START EXTRACTED ENTRIES

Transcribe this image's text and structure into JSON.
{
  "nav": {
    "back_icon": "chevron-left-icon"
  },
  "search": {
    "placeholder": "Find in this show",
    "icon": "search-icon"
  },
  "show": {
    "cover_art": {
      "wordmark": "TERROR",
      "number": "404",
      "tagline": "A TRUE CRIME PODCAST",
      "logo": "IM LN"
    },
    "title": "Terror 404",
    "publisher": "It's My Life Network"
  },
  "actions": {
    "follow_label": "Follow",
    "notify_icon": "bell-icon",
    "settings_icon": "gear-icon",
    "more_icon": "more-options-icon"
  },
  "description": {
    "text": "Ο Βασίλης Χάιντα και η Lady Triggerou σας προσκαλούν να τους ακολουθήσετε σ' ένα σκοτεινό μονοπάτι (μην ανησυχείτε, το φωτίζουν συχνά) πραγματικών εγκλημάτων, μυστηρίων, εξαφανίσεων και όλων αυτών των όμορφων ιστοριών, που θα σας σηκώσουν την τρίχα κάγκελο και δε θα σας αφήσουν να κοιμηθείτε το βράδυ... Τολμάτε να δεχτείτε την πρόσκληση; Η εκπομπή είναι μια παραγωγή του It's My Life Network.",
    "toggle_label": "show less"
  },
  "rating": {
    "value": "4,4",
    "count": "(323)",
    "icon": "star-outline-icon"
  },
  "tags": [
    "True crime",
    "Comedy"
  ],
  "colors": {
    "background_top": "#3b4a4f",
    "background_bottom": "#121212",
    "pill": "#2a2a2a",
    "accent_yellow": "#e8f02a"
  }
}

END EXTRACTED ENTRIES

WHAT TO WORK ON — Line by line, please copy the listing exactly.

RESULT OF THE EXERCISE —
Transcribe this image's text and structure into JSON.
{
  "nav": {
    "back_icon": "chevron-left-icon"
  },
  "search": {
    "placeholder": "Find in this show",
    "icon": "search-icon"
  },
  "show": {
    "cover_art": {
      "wordmark": "TERROR",
      "number": "404",
      "tagline": "A TRUE CRIME PODCAST",
      "logo": "IM LN"
    },
    "title": "Terror 404",
    "publisher": "It's My Life Network"
  },
  "actions": {
    "follow_label": "Follow",
    "notify_icon": "bell-icon",
    "settings_icon": "gear-icon",
    "more_icon": "more-options-icon"
  },
  "description": {
    "text": "Ο Βασίλης Χάιντα και η Lady Triggerou σας προσκαλούν να τους ακολουθήσετε σ' ένα σκοτεινό μονοπάτι (μην ανησυχείτε, το φωτίζουν συχνά) πραγματικών εγκλημάτων, μυστηρίων, εξαφανίσεων και όλων αυτών των όμορφων ιστοριών, που θα σας σηκώσουν την τρίχα κάγκελο και δε θα σας αφήσουν να κοιμηθείτε το βράδυ... Τολμάτε να δεχτείτε την πρόσκληση; Η εκπομπή είναι μια παραγωγή του It's My Life Network.",
    "toggle_label": "show less"
  },
  "rating": {
    "value": "4,4",
    "count": "(323)",
    "icon": "star-outline-icon"
  },
  "tags": [
    "True crime",
    "Comedy"
  ],
  "colors": {
    "background_top": "#3b4a4f",
    "background_bottom": "#121212",
    "pill": "#2a2a2a",
    "accent_yellow": "#e8f02a"
  }
}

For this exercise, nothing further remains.